### Task directions
Return the records exactly, please. Every line should match.

### Dataset records
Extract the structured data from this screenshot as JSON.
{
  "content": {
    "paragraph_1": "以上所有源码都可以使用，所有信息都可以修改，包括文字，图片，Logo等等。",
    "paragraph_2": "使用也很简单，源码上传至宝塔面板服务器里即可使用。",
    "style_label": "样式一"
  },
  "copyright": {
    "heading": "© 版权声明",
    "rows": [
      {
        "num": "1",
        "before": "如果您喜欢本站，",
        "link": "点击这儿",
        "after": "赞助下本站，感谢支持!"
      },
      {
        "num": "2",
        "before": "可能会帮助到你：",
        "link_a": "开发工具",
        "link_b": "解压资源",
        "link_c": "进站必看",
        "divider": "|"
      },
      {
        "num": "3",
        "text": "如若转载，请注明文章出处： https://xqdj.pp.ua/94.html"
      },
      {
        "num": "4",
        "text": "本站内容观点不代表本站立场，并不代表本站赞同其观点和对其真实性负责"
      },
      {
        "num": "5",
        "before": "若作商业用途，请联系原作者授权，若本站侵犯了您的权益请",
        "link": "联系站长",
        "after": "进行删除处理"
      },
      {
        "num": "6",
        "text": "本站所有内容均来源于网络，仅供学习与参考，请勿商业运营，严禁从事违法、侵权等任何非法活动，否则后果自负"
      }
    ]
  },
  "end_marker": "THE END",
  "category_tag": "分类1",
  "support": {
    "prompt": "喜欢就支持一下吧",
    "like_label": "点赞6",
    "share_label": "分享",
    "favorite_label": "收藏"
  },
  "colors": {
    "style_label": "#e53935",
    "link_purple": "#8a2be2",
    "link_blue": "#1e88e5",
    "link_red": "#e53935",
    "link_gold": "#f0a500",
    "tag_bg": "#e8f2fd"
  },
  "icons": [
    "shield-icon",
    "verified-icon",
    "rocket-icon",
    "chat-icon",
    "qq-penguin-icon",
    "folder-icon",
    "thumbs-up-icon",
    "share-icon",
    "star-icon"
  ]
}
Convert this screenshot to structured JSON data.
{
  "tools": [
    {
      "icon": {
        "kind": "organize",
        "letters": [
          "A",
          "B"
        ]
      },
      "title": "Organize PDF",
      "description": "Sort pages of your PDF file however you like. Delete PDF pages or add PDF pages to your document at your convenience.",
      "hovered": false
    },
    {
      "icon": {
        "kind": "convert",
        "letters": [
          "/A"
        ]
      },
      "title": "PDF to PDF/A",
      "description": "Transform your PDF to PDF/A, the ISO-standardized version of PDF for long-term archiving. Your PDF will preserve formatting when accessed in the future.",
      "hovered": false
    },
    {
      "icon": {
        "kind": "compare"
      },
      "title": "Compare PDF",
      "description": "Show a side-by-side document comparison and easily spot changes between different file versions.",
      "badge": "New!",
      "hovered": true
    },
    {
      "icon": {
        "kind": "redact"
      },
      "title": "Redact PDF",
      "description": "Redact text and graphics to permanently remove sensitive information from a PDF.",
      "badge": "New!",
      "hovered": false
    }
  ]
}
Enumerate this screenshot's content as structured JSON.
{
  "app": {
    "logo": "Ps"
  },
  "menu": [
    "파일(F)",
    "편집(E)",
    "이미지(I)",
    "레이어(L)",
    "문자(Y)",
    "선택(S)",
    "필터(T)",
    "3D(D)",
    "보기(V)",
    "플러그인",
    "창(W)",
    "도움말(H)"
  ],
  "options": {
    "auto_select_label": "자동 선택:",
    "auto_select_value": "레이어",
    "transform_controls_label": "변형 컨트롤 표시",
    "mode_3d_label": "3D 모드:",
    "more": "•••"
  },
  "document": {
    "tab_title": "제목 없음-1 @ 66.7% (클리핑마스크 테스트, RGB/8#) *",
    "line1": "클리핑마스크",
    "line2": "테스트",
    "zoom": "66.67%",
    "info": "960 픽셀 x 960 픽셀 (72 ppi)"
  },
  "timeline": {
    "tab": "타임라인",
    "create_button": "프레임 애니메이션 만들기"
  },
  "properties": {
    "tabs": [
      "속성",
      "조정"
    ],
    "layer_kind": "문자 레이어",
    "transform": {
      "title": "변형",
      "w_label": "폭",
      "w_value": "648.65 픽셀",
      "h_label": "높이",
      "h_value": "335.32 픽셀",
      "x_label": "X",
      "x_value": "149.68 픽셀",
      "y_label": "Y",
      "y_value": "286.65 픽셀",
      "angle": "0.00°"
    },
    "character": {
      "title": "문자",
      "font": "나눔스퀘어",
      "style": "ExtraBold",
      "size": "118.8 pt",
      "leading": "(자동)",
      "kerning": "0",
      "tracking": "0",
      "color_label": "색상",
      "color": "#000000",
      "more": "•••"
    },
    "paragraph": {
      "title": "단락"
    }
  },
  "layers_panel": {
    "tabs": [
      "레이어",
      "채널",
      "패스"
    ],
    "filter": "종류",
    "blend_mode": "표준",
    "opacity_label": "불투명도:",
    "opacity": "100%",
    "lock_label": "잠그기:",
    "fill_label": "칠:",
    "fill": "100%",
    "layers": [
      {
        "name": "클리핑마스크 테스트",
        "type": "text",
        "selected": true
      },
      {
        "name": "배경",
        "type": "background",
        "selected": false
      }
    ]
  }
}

### Response to this exercise
Extract the structured data from this screenshot as JSON.
{
  "content": {
    "paragraph_1": "以上所有源码都可以使用，所有信息都可以修改，包括文字，图片，Logo等等。",
    "paragraph_2": "使用也很简单，源码上传至宝塔面板服务器里即可使用。",
    "style_label": "样式一"
  },
  "copyright": {
    "heading": "© 版权声明",
    "rows": [
      {
        "num": "1",
        "before": "如果您喜欢本站，",
        "link": "点击这儿",
        "after": "赞助下本站，感谢支持!"
      },
      {
        "num": "2",
        "before": "可能会帮助到你：",
        "link_a": "开发工具",
        "link_b": "解压资源",
        "link_c": "进站必看",
        "divider": "|"
      },
      {
        "num": "3",
        "text": "如若转载，请注明文章出处： https://xqdj.pp.ua/94.html"
      },
      {
        "num": "4",
        "text": "本站内容观点不代表本站立场，并不代表本站赞同其观点和对其真实性负责"
      },
      {
        "num": "5",
        "before": "若作商业用途，请联系原作者授权，若本站侵犯了您的权益请",
        "link": "联系站长",
        "after": "进行删除处理"
      },
      {
        "num": "6",
        "text": "本站所有内容均来源于网络，仅供学习与参考，请勿商业运营，严禁从事违法、侵权等任何非法活动，否则后果自负"
      }
    ]
  },
  "end_marker": "THE END",
  "category_tag": "分类1",
  "support": {
    "prompt": "喜欢就支持一下吧",
    "like_label": "点赞6",
    "share_label": "分享",
    "favorite_label": "收藏"
  },
  "colors": {
    "style_label": "#e53935",
    "link_purple": "#8a2be2",
    "link_blue": "#1e88e5",
    "link_red": "#e53935",
    "link_gold": "#f0a500",
    "tag_bg": "#e8f2fd"
  },
  "icons": [
    "shield-icon",
    "verified-icon",
    "rocket-icon",
    "chat-icon",
    "qq-penguin-icon",
    "folder-icon",
    "thumbs-up-icon",
    "share-icon",
    "star-icon"
  ]
}
Convert this screenshot to structured JSON data.
{
  "tools": [
    {
      "icon": {
        "kind": "organize",
        "letters": [
          "A",
          "B"
        ]
      },
      "title": "Organize PDF",
      "description": "Sort pages of your PDF file however you like. Delete PDF pages or add PDF pages to your document at your convenience.",
      "hovered": false
    },
    {
      "icon": {
        "kind": "convert",
        "letters": [
          "/A"
        ]
      },
      "title": "PDF to PDF/A",
      "description": "Transform your PDF to PDF/A, the ISO-standardized version of PDF for long-term archiving. Your PDF will preserve formatting when accessed in the future.",
      "hovered": false
    },
    {
      "icon": {
        "kind": "compare"
      },
      "title": "Compare PDF",
      "description": "Show a side-by-side document comparison and easily spot changes between different file versions.",
      "badge": "New!",
      "hovered": true
    },
    {
      "icon": {
        "kind": "redact"
      },
      "title": "Redact PDF",
      "description": "Redact text and graphics to permanently remove sensitive information from a PDF.",
      "badge": "New!",
      "hovered": false
    }
  ]
}
Enumerate this screenshot's content as structured JSON.
{
  "app": {
    "logo": "Ps"
  },
  "menu": [
    "파일(F)",
    "편집(E)",
    "이미지(I)",
    "레이어(L)",
    "문자(Y)",
    "선택(S)",
    "필터(T)",
    "3D(D)",
    "보기(V)",
    "플러그인",
    "창(W)",
    "도움말(H)"
  ],
  "options": {
    "auto_select_label": "자동 선택:",
    "auto_select_value": "레이어",
    "transform_controls_label": "변형 컨트롤 표시",
    "mode_3d_label": "3D 모드:",
    "more": "•••"
  },
  "document": {
    "tab_title": "제목 없음-1 @ 66.7% (클리핑마스크 테스트, RGB/8#) *",
    "line1": "클리핑마스크",
    "line2": "테스트",
    "zoom": "66.67%",
    "info": "960 픽셀 x 960 픽셀 (72 ppi)"
  },
  "timeline": {
    "tab": "타임라인",
    "create_button": "프레임 애니메이션 만들기"
  },
  "properties": {
    "tabs": [
      "속성",
      "조정"
    ],
    "layer_kind": "문자 레이어",
    "transform": {
      "title": "변형",
      "w_label": "폭",
      "w_value": "648.65 픽셀",
      "h_label": "높이",
      "h_value": "335.32 픽셀",
      "x_label": "X",
      "x_value": "149.68 픽셀",
      "y_label": "Y",
      "y_value": "286.65 픽셀",
      "angle": "0.00°"
    },
    "character": {
      "title": "문자",
      "font": "나눔스퀘어",
      "style": "ExtraBold",
      "size": "118.8 pt",
      "leading": "(자동)",
      "kerning": "0",
      "tracking": "0",
      "color_label": "색상",
      "color": "#000000",
      "more": "•••"
    },
    "paragraph": {
      "title": "단락"
    }
  },
  "layers_panel": {
    "tabs": [
      "레이어",
      "채널",
      "패스"
    ],
    "filter": "종류",
    "blend_mode": "표준",
    "opacity_label": "불투명도:",
    "opacity": "100%",
    "lock_label": "잠그기:",
    "fill_label": "칠:",
    "fill": "100%",
    "layers": [
      {
        "name": "클리핑마스크 테스트",
        "type": "text",
        "selected": true
      },
      {
        "name": "배경",
        "type": "background",
        "selected": false
      }
    ]
  }
}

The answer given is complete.